**ABOUT THIS TASK**
Could you return every record below exactly as it is written?

**DATASET RECORDS**
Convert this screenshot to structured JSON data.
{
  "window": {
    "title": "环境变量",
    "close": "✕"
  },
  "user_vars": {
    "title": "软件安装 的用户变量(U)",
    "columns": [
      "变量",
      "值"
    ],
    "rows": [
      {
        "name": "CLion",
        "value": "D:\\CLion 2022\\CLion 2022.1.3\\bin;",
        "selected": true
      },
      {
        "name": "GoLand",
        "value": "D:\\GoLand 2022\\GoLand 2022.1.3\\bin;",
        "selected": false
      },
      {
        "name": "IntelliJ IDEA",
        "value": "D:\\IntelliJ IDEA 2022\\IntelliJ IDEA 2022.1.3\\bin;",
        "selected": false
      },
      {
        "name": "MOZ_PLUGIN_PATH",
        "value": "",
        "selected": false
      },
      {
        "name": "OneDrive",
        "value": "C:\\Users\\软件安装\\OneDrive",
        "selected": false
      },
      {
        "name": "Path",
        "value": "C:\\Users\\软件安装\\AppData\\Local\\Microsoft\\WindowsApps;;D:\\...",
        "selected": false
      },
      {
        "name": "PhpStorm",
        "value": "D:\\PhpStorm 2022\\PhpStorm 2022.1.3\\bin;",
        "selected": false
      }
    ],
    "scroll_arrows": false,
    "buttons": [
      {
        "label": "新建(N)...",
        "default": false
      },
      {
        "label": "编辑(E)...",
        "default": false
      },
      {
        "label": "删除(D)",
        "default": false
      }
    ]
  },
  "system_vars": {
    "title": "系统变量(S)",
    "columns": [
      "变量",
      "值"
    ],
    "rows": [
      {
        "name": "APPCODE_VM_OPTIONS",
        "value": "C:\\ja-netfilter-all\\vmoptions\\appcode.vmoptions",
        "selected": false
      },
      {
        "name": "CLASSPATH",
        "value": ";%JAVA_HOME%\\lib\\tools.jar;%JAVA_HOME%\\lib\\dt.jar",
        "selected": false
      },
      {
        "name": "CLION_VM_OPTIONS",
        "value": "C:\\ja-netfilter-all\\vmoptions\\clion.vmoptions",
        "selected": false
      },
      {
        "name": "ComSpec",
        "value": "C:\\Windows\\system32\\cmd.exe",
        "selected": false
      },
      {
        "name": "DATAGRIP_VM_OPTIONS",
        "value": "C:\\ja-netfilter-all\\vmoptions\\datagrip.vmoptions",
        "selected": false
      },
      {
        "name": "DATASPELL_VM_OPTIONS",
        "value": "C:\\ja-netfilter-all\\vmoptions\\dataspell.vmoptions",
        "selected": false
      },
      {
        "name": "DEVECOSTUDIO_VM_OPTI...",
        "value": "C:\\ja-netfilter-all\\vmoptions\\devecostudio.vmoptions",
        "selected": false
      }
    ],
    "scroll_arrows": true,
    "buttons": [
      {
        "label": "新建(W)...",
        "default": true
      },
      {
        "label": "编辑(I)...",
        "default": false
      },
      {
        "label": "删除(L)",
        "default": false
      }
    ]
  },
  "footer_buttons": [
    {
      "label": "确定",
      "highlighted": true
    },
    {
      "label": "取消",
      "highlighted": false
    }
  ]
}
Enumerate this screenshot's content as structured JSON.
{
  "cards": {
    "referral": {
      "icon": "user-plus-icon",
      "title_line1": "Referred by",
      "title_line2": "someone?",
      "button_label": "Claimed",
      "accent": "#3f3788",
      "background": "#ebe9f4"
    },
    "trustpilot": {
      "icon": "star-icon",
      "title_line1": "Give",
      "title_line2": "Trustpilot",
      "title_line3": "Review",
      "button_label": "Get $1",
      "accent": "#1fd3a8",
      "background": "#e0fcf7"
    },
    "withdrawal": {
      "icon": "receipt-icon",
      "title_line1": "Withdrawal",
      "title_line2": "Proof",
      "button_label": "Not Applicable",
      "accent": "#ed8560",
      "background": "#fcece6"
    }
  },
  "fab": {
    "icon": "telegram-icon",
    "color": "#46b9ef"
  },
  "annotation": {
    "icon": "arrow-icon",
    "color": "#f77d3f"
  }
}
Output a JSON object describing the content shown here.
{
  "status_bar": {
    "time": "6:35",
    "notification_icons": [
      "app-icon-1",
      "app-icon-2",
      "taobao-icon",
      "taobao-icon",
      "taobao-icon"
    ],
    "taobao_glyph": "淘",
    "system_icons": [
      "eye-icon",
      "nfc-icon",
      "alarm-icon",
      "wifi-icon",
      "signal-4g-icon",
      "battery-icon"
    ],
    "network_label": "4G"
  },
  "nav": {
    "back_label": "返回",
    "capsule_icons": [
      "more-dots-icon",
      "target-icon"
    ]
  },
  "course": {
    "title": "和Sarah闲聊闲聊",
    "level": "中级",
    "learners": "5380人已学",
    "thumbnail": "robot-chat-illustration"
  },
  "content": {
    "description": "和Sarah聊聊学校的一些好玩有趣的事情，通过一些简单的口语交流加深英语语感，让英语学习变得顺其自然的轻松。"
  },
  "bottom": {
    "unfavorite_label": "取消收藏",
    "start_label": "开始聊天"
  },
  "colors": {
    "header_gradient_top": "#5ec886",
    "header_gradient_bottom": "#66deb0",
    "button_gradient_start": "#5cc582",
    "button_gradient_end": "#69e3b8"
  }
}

**PROBLEM SOLUTION**
Convert this screenshot to structured JSON data.
{
  "window": {
    "title": "环境变量",
    "close": "✕"
  },
  "user_vars": {
    "title": "软件安装 的用户变量(U)",
    "columns": [
      "变量",
      "值"
    ],
    "rows": [
      {
        "name": "CLion",
        "value": "D:\\CLion 2022\\CLion 2022.1.3\\bin;",
        "selected": true
      },
      {
        "name": "GoLand",
        "value": "D:\\GoLand 2022\\GoLand 2022.1.3\\bin;",
        "selected": false
      },
      {
        "name": "IntelliJ IDEA",
        "value": "D:\\IntelliJ IDEA 2022\\IntelliJ IDEA 2022.1.3\\bin;",
        "selected": false
      },
      {
        "name": "MOZ_PLUGIN_PATH",
        "value": "",
        "selected": false
      },
      {
        "name": "OneDrive",
        "value": "C:\\Users\\软件安装\\OneDrive",
        "selected": false
      },
      {
        "name": "Path",
        "value": "C:\\Users\\软件安装\\AppData\\Local\\Microsoft\\WindowsApps;;D:\\...",
        "selected": false
      },
      {
        "name": "PhpStorm",
        "value": "D:\\PhpStorm 2022\\PhpStorm 2022.1.3\\bin;",
        "selected": false
      }
    ],
    "scroll_arrows": false,
    "buttons": [
      {
        "label": "新建(N)...",
        "default": false
      },
      {
        "label": "编辑(E)...",
        "default": false
      },
      {
        "label": "删除(D)",
        "default": false
      }
    ]
  },
  "system_vars": {
    "title": "系统变量(S)",
    "columns": [
      "变量",
      "值"
    ],
    "rows": [
      {
        "name": "APPCODE_VM_OPTIONS",
        "value": "C:\\ja-netfilter-all\\vmoptions\\appcode.vmoptions",
        "selected": false
      },
      {
        "name": "CLASSPATH",
        "value": ";%JAVA_HOME%\\lib\\tools.jar;%JAVA_HOME%\\lib\\dt.jar",
        "selected": false
      },
      {
        "name": "CLION_VM_OPTIONS",
        "value": "C:\\ja-netfilter-all\\vmoptions\\clion.vmoptions",
        "selected": false
      },
      {
        "name": "ComSpec",
        "value": "C:\\Windows\\system32\\cmd.exe",
        "selected": false
      },
      {
        "name": "DATAGRIP_VM_OPTIONS",
        "value": "C:\\ja-netfilter-all\\vmoptions\\datagrip.vmoptions",
        "selected": false
      },
      {
        "name": "DATASPELL_VM_OPTIONS",
        "value": "C:\\ja-netfilter-all\\vmoptions\\dataspell.vmoptions",
        "selected": false
      },
      {
        "name": "DEVECOSTUDIO_VM_OPTI...",
        "value": "C:\\ja-netfilter-all\\vmoptions\\devecostudio.vmoptions",
        "selected": false
      }
    ],
    "scroll_arrows": true,
    "buttons": [
      {
        "label": "新建(W)...",
        "default": true
      },
      {
        "label": "编辑(I)...",
        "default": false
      },
      {
        "label": "删除(L)",
        "default": false
      }
    ]
  },
  "footer_buttons": [
    {
      "label": "确定",
      "highlighted": true
    },
    {
      "label": "取消",
      "highlighted": false
    }
  ]
}
Enumerate this screenshot's content as structured JSON.
{
  "cards": {
    "referral": {
      "icon": "user-plus-icon",
      "title_line1": "Referred by",
      "title_line2": "someone?",
      "button_label": "Claimed",
      "accent": "#3f3788",
      "background": "#ebe9f4"
    },
    "trustpilot": {
      "icon": "star-icon",
      "title_line1": "Give",
      "title_line2": "Trustpilot",
      "title_line3": "Review",
      "button_label": "Get $1",
      "accent": "#1fd3a8",
      "background": "#e0fcf7"
    },
    "withdrawal": {
      "icon": "receipt-icon",
      "title_line1": "Withdrawal",
      "title_line2": "Proof",
      "button_label": "Not Applicable",
      "accent": "#ed8560",
      "background": "#fcece6"
    }
  },
  "fab": {
    "icon": "telegram-icon",
    "color": "#46b9ef"
  },
  "annotation": {
    "icon": "arrow-icon",
    "color": "#f77d3f"
  }
}
Output a JSON object describing the content shown here.
{
  "status_bar": {
    "time": "6:35",
    "notification_icons": [
      "app-icon-1",
      "app-icon-2",
      "taobao-icon",
      "taobao-icon",
      "taobao-icon"
    ],
    "taobao_glyph": "淘",
    "system_icons": [
      "eye-icon",
      "nfc-icon",
      "alarm-icon",
      "wifi-icon",
      "signal-4g-icon",
      "battery-icon"
    ],
    "network_label": "4G"
  },
  "nav": {
    "back_label": "返回",
    "capsule_icons": [
      "more-dots-icon",
      "target-icon"
    ]
  },
  "course": {
    "title": "和Sarah闲聊闲聊",
    "level": "中级",
    "learners": "5380人已学",
    "thumbnail": "robot-chat-illustration"
  },
  "content": {
    "description": "和Sarah聊聊学校的一些好玩有趣的事情，通过一些简单的口语交流加深英语语感，让英语学习变得顺其自然的轻松。"
  },
  "bottom": {
    "unfavorite_label": "取消收藏",
    "start_label": "开始聊天"
  },
  "colors": {
    "header_gradient_top": "#5ec886",
    "header_gradient_bottom": "#66deb0",
    "button_gradient_start": "#5cc582",
    "button_gradient_end": "#69e3b8"
  }
}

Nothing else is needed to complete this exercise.